After World War II, Cummings's reputation was established. He traveled in Europe and was elected Harvard's Norton Professor of Poetry for 1952-53. He suffered ill health but continued a hectic pace of bookings to full houses -- avoiding, however, any wish to explain his work in favor of simply reading it. In the end this connection with an audience was the poet's true reward. Cummings died on Sept. 3, 1962, after suffering a stroke, and is buried in Forest Hills Cemetery in Boston beside his parents, with whom he was often in conflict as a young man, but who supported him in his work, and whom he greatly loved. His name, incidentally, is spelled with capitals on his tombstone, it being only a myth that he had legally changed it to e. e. cummings or desired to be indexed that way.
Sawyer-Lauanno, who has also written a fine biography of Paul Bowles and a study of American writers in Paris, demonstrates a keen grasp of the complexity of his subject and expresses his views with great clarity. The 1980 Cummings biography by Richard Kennedy has been the existing reference work and is an excellent, traditionally structured book, but Sawyer- Lauanno gives valuable added insight into Cummings's motives, sensibilities, and struggles. His summation of Cummings's legacy is eloquent and to the point: ''Along with a few others, he forever altered what a poem could be. He called attention to the sound and shape of verse, demolished the sanctity of the left margin, used every device of grammar to showcase the importance of words -- even at the phonemic level. Never, however, were his poems divorced from feeling, from humanity, from life itself. Intelligent but not intellectual, his verse remains alive, a constant gift that continues to amuse, infuriate, engage, and even occasionally overwhelm his diverse readers."
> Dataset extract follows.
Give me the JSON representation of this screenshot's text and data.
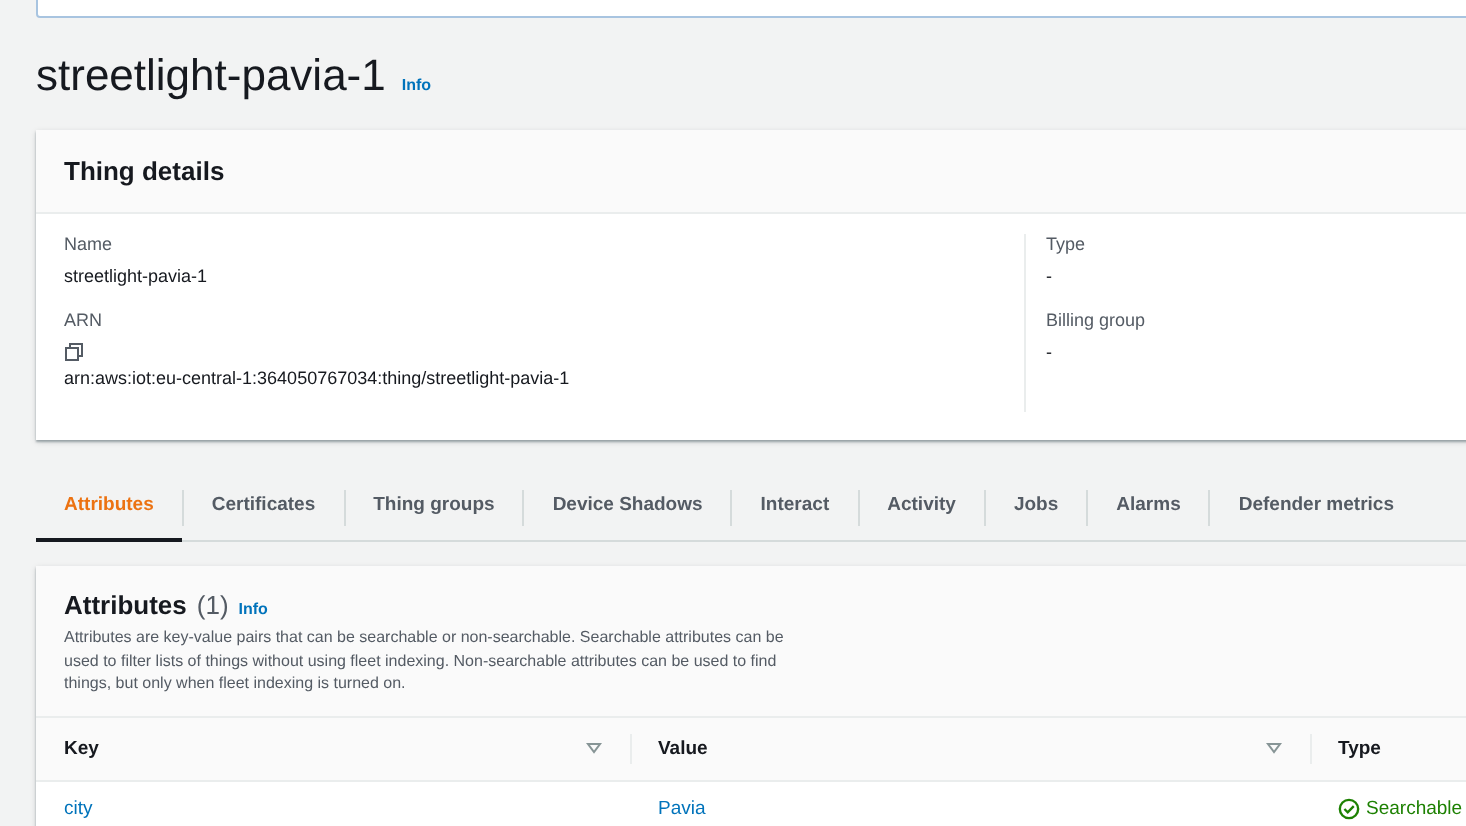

Thomas Filbin's reviews have appeared in The New York Times and The Hudson Review. He lives in Westwood.